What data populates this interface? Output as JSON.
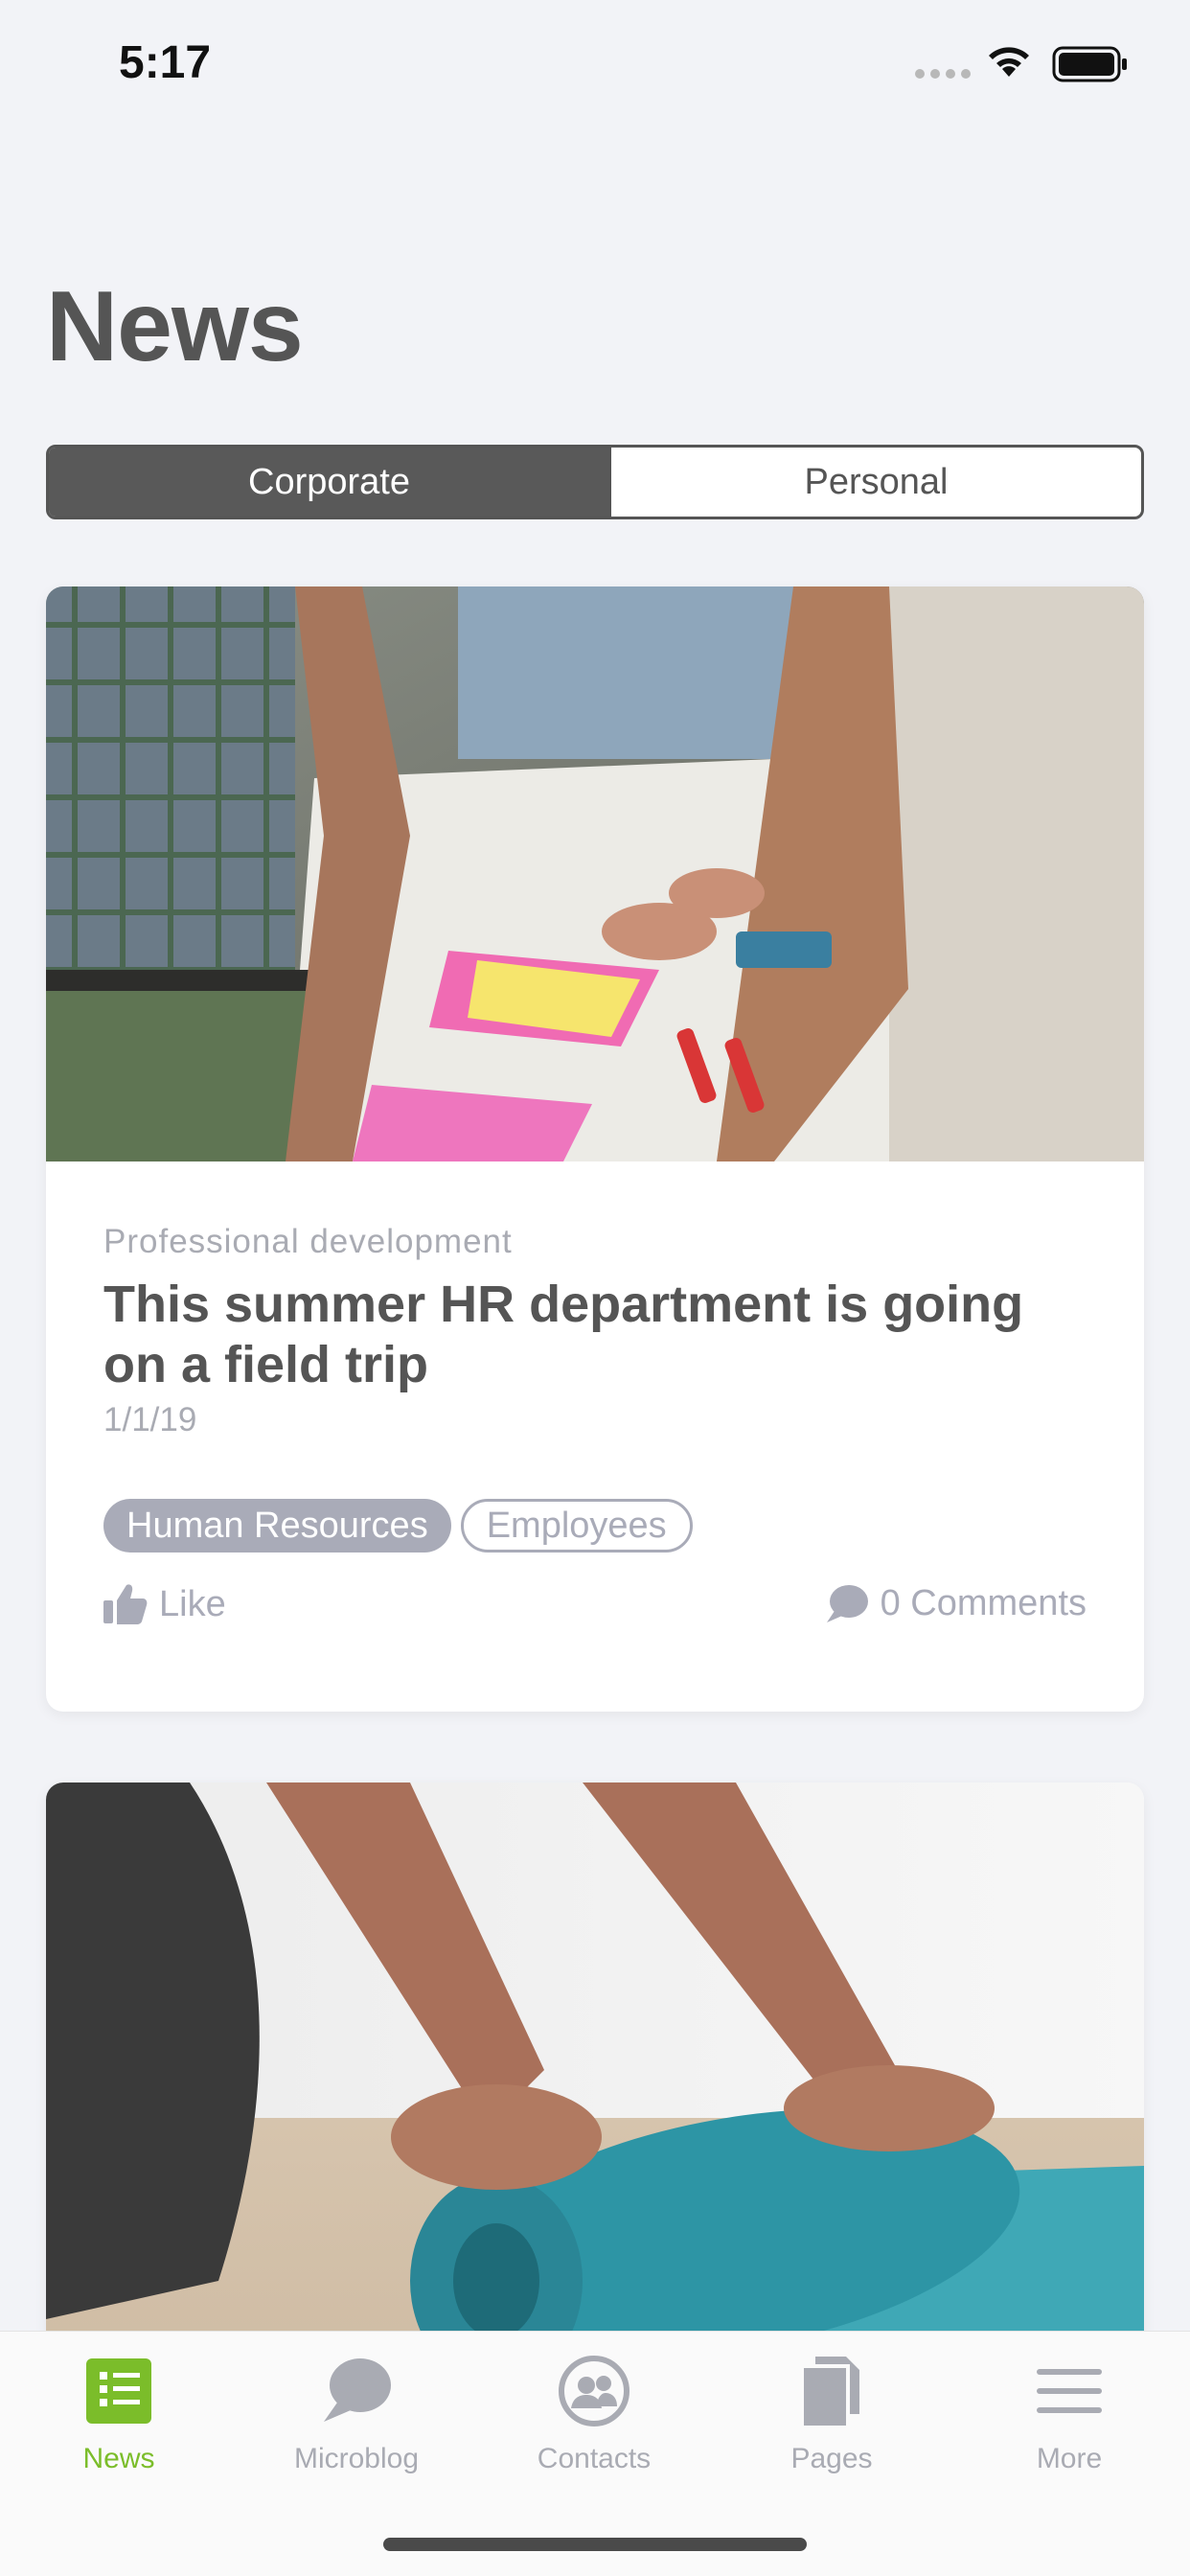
{
  "status_bar": {
    "time": "5:17"
  },
  "page_title": "News",
  "segmented": {
    "corporate_label": "Corporate",
    "personal_label": "Personal",
    "selected": "Corporate"
  },
  "cards": [
    {
      "category": "Professional development",
      "headline": "This summer HR department is going on a field trip",
      "date": "1/1/19",
      "tags": [
        "Human Resources",
        "Employees"
      ],
      "like_label": "Like",
      "comments_label": "0 Comments"
    },
    {
      "category": "",
      "headline": ""
    }
  ],
  "tab_bar": {
    "tabs": [
      {
        "label": "News",
        "icon": "news-icon",
        "active": true
      },
      {
        "label": "Microblog",
        "icon": "microblog-icon",
        "active": false
      },
      {
        "label": "Contacts",
        "icon": "contacts-icon",
        "active": false
      },
      {
        "label": "Pages",
        "icon": "pages-icon",
        "active": false
      },
      {
        "label": "More",
        "icon": "more-icon",
        "active": false
      }
    ]
  },
  "colors": {
    "accent": "#7bbd2a",
    "muted": "#a9abb3",
    "text": "#555555",
    "background": "#f2f3f7"
  }
}
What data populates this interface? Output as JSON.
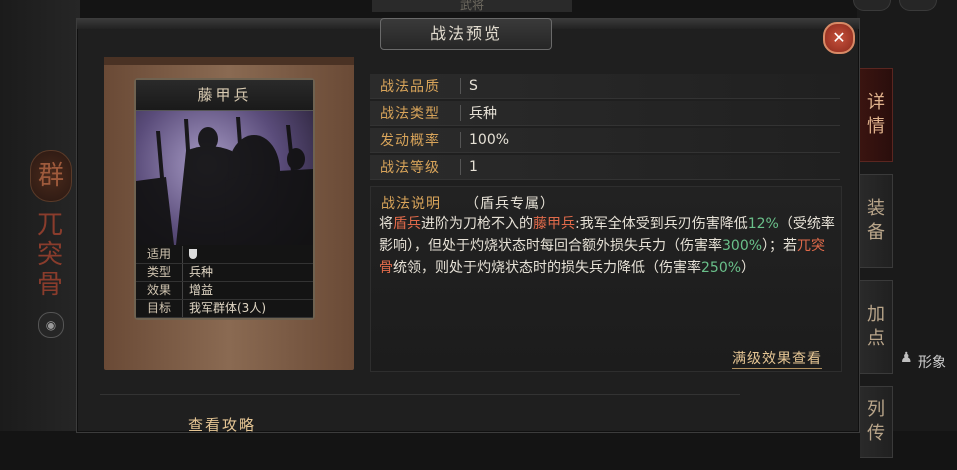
{
  "background": {
    "top_tab_label": "武将",
    "left_faction": "群",
    "left_name_chars": [
      "兀",
      "突",
      "骨"
    ],
    "side_tabs": [
      {
        "label": [
          "详",
          "情"
        ],
        "active": true
      },
      {
        "label": [
          "装",
          "备"
        ],
        "active": false
      },
      {
        "label": [
          "加",
          "点"
        ],
        "active": false
      },
      {
        "label": [
          "列",
          "传"
        ],
        "active": false
      }
    ],
    "person_label": "形象"
  },
  "dialog": {
    "title": "战法预览",
    "close_symbol": "✕"
  },
  "card": {
    "title": "藤甲兵",
    "props": [
      {
        "label": "适用",
        "value": ""
      },
      {
        "label": "类型",
        "value": "兵种"
      },
      {
        "label": "效果",
        "value": "增益"
      },
      {
        "label": "目标",
        "value": "我军群体(3人)"
      }
    ]
  },
  "info": {
    "rows": [
      {
        "label": "战法品质",
        "value": "S"
      },
      {
        "label": "战法类型",
        "value": "兵种"
      },
      {
        "label": "发动概率",
        "value": "100%"
      },
      {
        "label": "战法等级",
        "value": "1"
      }
    ],
    "desc_label": "战法说明",
    "desc_tag": "（盾兵专属）",
    "desc_parts": [
      {
        "text": "将",
        "color": "normal"
      },
      {
        "text": "盾兵",
        "color": "red"
      },
      {
        "text": "进阶为刀枪不入的",
        "color": "normal"
      },
      {
        "text": "藤甲兵",
        "color": "red"
      },
      {
        "text": ":我军全体受到兵刃伤害降低",
        "color": "normal"
      },
      {
        "text": "12%",
        "color": "green"
      },
      {
        "text": "（受统率影响），但处于灼烧状态时每回合额外损失兵力（伤害率",
        "color": "normal"
      },
      {
        "text": "300%",
        "color": "green"
      },
      {
        "text": "）；若",
        "color": "normal"
      },
      {
        "text": "兀突骨",
        "color": "red"
      },
      {
        "text": "统领，则处于灼烧状态时的损失兵力降低（伤害率",
        "color": "normal"
      },
      {
        "text": "250%",
        "color": "green"
      },
      {
        "text": "）",
        "color": "normal"
      }
    ],
    "full_level_link": "满级效果查看"
  },
  "footer": {
    "guide_link": "查看攻略"
  }
}
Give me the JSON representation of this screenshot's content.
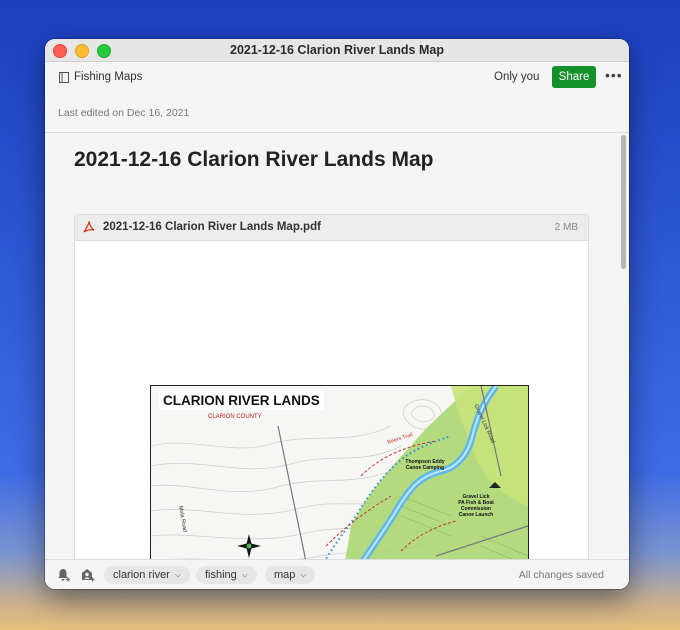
{
  "window": {
    "title": "2021-12-16 Clarion River Lands Map"
  },
  "toolbar": {
    "notebook_label": "Fishing Maps",
    "share_status": "Only you",
    "share_label": "Share",
    "more_label": "•••"
  },
  "meta": {
    "last_edited": "Last edited on Dec 16, 2021"
  },
  "note": {
    "title": "2021-12-16 Clarion River Lands Map"
  },
  "attachment": {
    "filename": "2021-12-16 Clarion River Lands Map.pdf",
    "size": "2 MB",
    "icon": "pdf-icon"
  },
  "map": {
    "title": "CLARION RIVER LANDS",
    "county": "CLARION COUNTY",
    "label_thompson": "Thompson Eddy\nCanoe Camping",
    "label_gravel": "Gravel Lick\nPA Fish & Boat\nCommission\nCanoe Launch",
    "road_gravel_lick": "Gravel Lick Road",
    "road_mola": "Mola Road",
    "trail_beers": "Beers Trail"
  },
  "footer": {
    "reminder_icon": "bell-plus-icon",
    "share_icon": "person-plus-icon",
    "tags": [
      "clarion river",
      "fishing",
      "map"
    ],
    "status": "All changes saved"
  },
  "colors": {
    "share_button": "#14912a",
    "river": "#5fb8e6",
    "map_green": "#a8d56b"
  }
}
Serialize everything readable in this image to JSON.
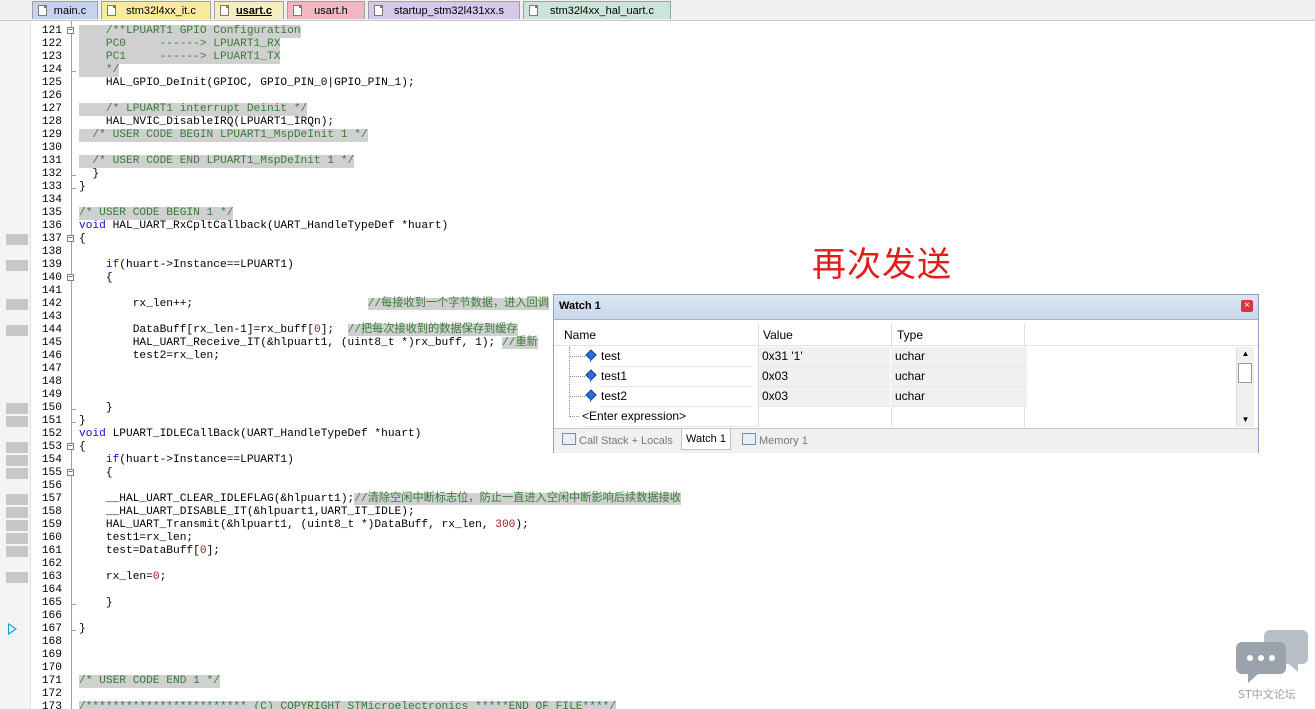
{
  "tabs": [
    {
      "label": "main.c",
      "color": "#c7d3ee",
      "active": false
    },
    {
      "label": "stm32l4xx_it.c",
      "color": "#f9eaa0",
      "active": false
    },
    {
      "label": "usart.c",
      "color": "#f5efc0",
      "active": true
    },
    {
      "label": "usart.h",
      "color": "#f3b7c2",
      "active": false
    },
    {
      "label": "startup_stm32l431xx.s",
      "color": "#d6c8ea",
      "active": false
    },
    {
      "label": "stm32l4xx_hal_uart.c",
      "color": "#cbe5d9",
      "active": false
    }
  ],
  "code_lines": [
    {
      "n": "121",
      "text": "    /**LPUART1 GPIO Configuration",
      "comment": true,
      "fold": "minus",
      "bp": false
    },
    {
      "n": "122",
      "text": "    PC0     ------> LPUART1_RX",
      "comment": true,
      "fold": "",
      "bp": false
    },
    {
      "n": "123",
      "text": "    PC1     ------> LPUART1_TX",
      "comment": true,
      "fold": "",
      "bp": false
    },
    {
      "n": "124",
      "text": "    */",
      "comment": true,
      "fold": "end",
      "bp": false
    },
    {
      "n": "125",
      "text": "    HAL_GPIO_DeInit(GPIOC, GPIO_PIN_0|GPIO_PIN_1);",
      "comment": false,
      "fold": "",
      "bp": false
    },
    {
      "n": "126",
      "text": "",
      "comment": false,
      "fold": "",
      "bp": false
    },
    {
      "n": "127",
      "text": "    /* LPUART1 interrupt Deinit */",
      "comment": true,
      "fold": "",
      "bp": false
    },
    {
      "n": "128",
      "text": "    HAL_NVIC_DisableIRQ(LPUART1_IRQn);",
      "comment": false,
      "fold": "",
      "bp": false
    },
    {
      "n": "129",
      "text": "  /* USER CODE BEGIN LPUART1_MspDeInit 1 */",
      "comment": true,
      "fold": "",
      "bp": false
    },
    {
      "n": "130",
      "text": "",
      "comment": false,
      "fold": "",
      "bp": false
    },
    {
      "n": "131",
      "text": "  /* USER CODE END LPUART1_MspDeInit 1 */",
      "comment": true,
      "fold": "",
      "bp": false
    },
    {
      "n": "132",
      "text": "  }",
      "comment": false,
      "fold": "end",
      "bp": false
    },
    {
      "n": "133",
      "text": "}",
      "comment": false,
      "fold": "end",
      "bp": false
    },
    {
      "n": "134",
      "text": "",
      "comment": false,
      "fold": "",
      "bp": false
    },
    {
      "n": "135",
      "text": "/* USER CODE BEGIN 1 */",
      "comment": true,
      "fold": "",
      "bp": false
    },
    {
      "n": "136",
      "text": "void HAL_UART_RxCpltCallback(UART_HandleTypeDef *huart)",
      "comment": false,
      "fold": "",
      "bp": false
    },
    {
      "n": "137",
      "text": "{",
      "comment": false,
      "fold": "minus",
      "bp": true
    },
    {
      "n": "138",
      "text": "",
      "comment": false,
      "fold": "",
      "bp": false
    },
    {
      "n": "139",
      "text": "    if(huart->Instance==LPUART1)",
      "comment": false,
      "fold": "",
      "bp": true
    },
    {
      "n": "140",
      "text": "    {",
      "comment": false,
      "fold": "minus",
      "bp": false
    },
    {
      "n": "141",
      "text": "",
      "comment": false,
      "fold": "",
      "bp": false
    },
    {
      "n": "142",
      "text": "        rx_len++;                          //每接收到一个字节数据，进入回调",
      "comment": false,
      "fold": "",
      "bp": true
    },
    {
      "n": "143",
      "text": "",
      "comment": false,
      "fold": "",
      "bp": false
    },
    {
      "n": "144",
      "text": "        DataBuff[rx_len-1]=rx_buff[0];  //把每次接收到的数据保存到缓存",
      "comment": false,
      "fold": "",
      "bp": true
    },
    {
      "n": "145",
      "text": "        HAL_UART_Receive_IT(&hlpuart1, (uint8_t *)rx_buff, 1); //重新",
      "comment": false,
      "fold": "",
      "bp": false
    },
    {
      "n": "146",
      "text": "        test2=rx_len;",
      "comment": false,
      "fold": "",
      "bp": false
    },
    {
      "n": "147",
      "text": "",
      "comment": false,
      "fold": "",
      "bp": false
    },
    {
      "n": "148",
      "text": "",
      "comment": false,
      "fold": "",
      "bp": false
    },
    {
      "n": "149",
      "text": "",
      "comment": false,
      "fold": "",
      "bp": false
    },
    {
      "n": "150",
      "text": "    }",
      "comment": false,
      "fold": "end",
      "bp": true
    },
    {
      "n": "151",
      "text": "}",
      "comment": false,
      "fold": "end",
      "bp": true
    },
    {
      "n": "152",
      "text": "void LPUART_IDLECallBack(UART_HandleTypeDef *huart)",
      "comment": false,
      "fold": "",
      "bp": false
    },
    {
      "n": "153",
      "text": "{",
      "comment": false,
      "fold": "minus",
      "bp": true
    },
    {
      "n": "154",
      "text": "    if(huart->Instance==LPUART1)",
      "comment": false,
      "fold": "",
      "bp": true
    },
    {
      "n": "155",
      "text": "    {",
      "comment": false,
      "fold": "minus",
      "bp": true
    },
    {
      "n": "156",
      "text": "",
      "comment": false,
      "fold": "",
      "bp": false
    },
    {
      "n": "157",
      "text": "    __HAL_UART_CLEAR_IDLEFLAG(&hlpuart1);//清除空闲中断标志位，防止一直进入空闲中断影响后续数据接收",
      "comment": false,
      "fold": "",
      "bp": true
    },
    {
      "n": "158",
      "text": "    __HAL_UART_DISABLE_IT(&hlpuart1,UART_IT_IDLE);",
      "comment": false,
      "fold": "",
      "bp": true
    },
    {
      "n": "159",
      "text": "    HAL_UART_Transmit(&hlpuart1, (uint8_t *)DataBuff, rx_len, 300);",
      "comment": false,
      "fold": "",
      "bp": true
    },
    {
      "n": "160",
      "text": "    test1=rx_len;",
      "comment": false,
      "fold": "",
      "bp": true
    },
    {
      "n": "161",
      "text": "    test=DataBuff[0];",
      "comment": false,
      "fold": "",
      "bp": true
    },
    {
      "n": "162",
      "text": "",
      "comment": false,
      "fold": "",
      "bp": false
    },
    {
      "n": "163",
      "text": "    rx_len=0;",
      "comment": false,
      "fold": "",
      "bp": true
    },
    {
      "n": "164",
      "text": "",
      "comment": false,
      "fold": "",
      "bp": false
    },
    {
      "n": "165",
      "text": "    }",
      "comment": false,
      "fold": "end",
      "bp": false
    },
    {
      "n": "166",
      "text": "",
      "comment": false,
      "fold": "",
      "bp": false
    },
    {
      "n": "167",
      "text": "}",
      "comment": false,
      "fold": "end",
      "bp": false,
      "arrow": true
    },
    {
      "n": "168",
      "text": "",
      "comment": false,
      "fold": "",
      "bp": false
    },
    {
      "n": "169",
      "text": "",
      "comment": false,
      "fold": "",
      "bp": false
    },
    {
      "n": "170",
      "text": "",
      "comment": false,
      "fold": "",
      "bp": false
    },
    {
      "n": "171",
      "text": "/* USER CODE END 1 */",
      "comment": true,
      "fold": "",
      "bp": false
    },
    {
      "n": "172",
      "text": "",
      "comment": false,
      "fold": "",
      "bp": false
    },
    {
      "n": "173",
      "text": "/************************ (C) COPYRIGHT STMicroelectronics *****END OF FILE****/",
      "comment": true,
      "fold": "",
      "bp": false
    }
  ],
  "annotation": "再次发送",
  "watch": {
    "title": "Watch 1",
    "columns": {
      "name": "Name",
      "value": "Value",
      "type": "Type"
    },
    "rows": [
      {
        "name": "test",
        "value": "0x31 '1'",
        "type": "uchar"
      },
      {
        "name": "test1",
        "value": "0x03",
        "type": "uchar"
      },
      {
        "name": "test2",
        "value": "0x03",
        "type": "uchar"
      }
    ],
    "placeholder_row": "<Enter expression>",
    "tabs": [
      "Call Stack + Locals",
      "Watch 1",
      "Memory 1"
    ],
    "active_tab": "Watch 1"
  },
  "watermark": "ST中文论坛",
  "colors": {
    "accent_red": "#e21b1b",
    "comment_green": "#3a7b3a",
    "keyword_blue": "#1010c0"
  }
}
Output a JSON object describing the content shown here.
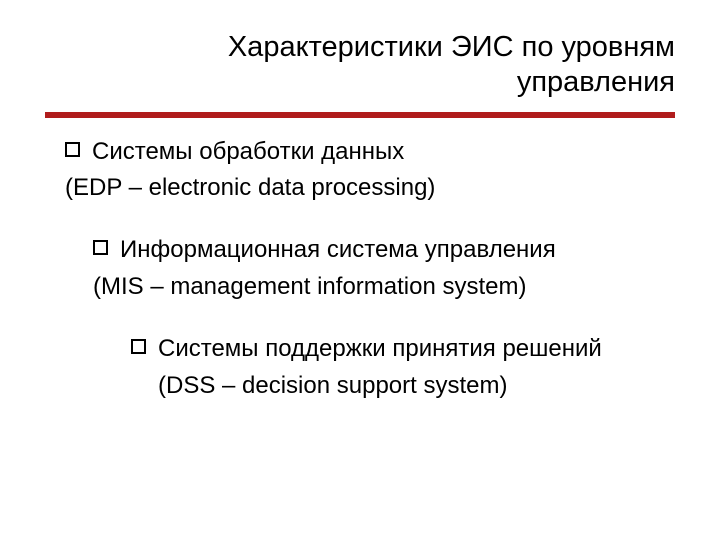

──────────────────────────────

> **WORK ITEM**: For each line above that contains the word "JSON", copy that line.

> **SOLVED EXERCISE**:
What data populates this interface? Output as JSON.
What data populates this interface? Output as JSON.
Give me the JSON representation of this screenshot's content.
Serialize everything readable in this image to JSON.
Output a JSON object describing the content shown here.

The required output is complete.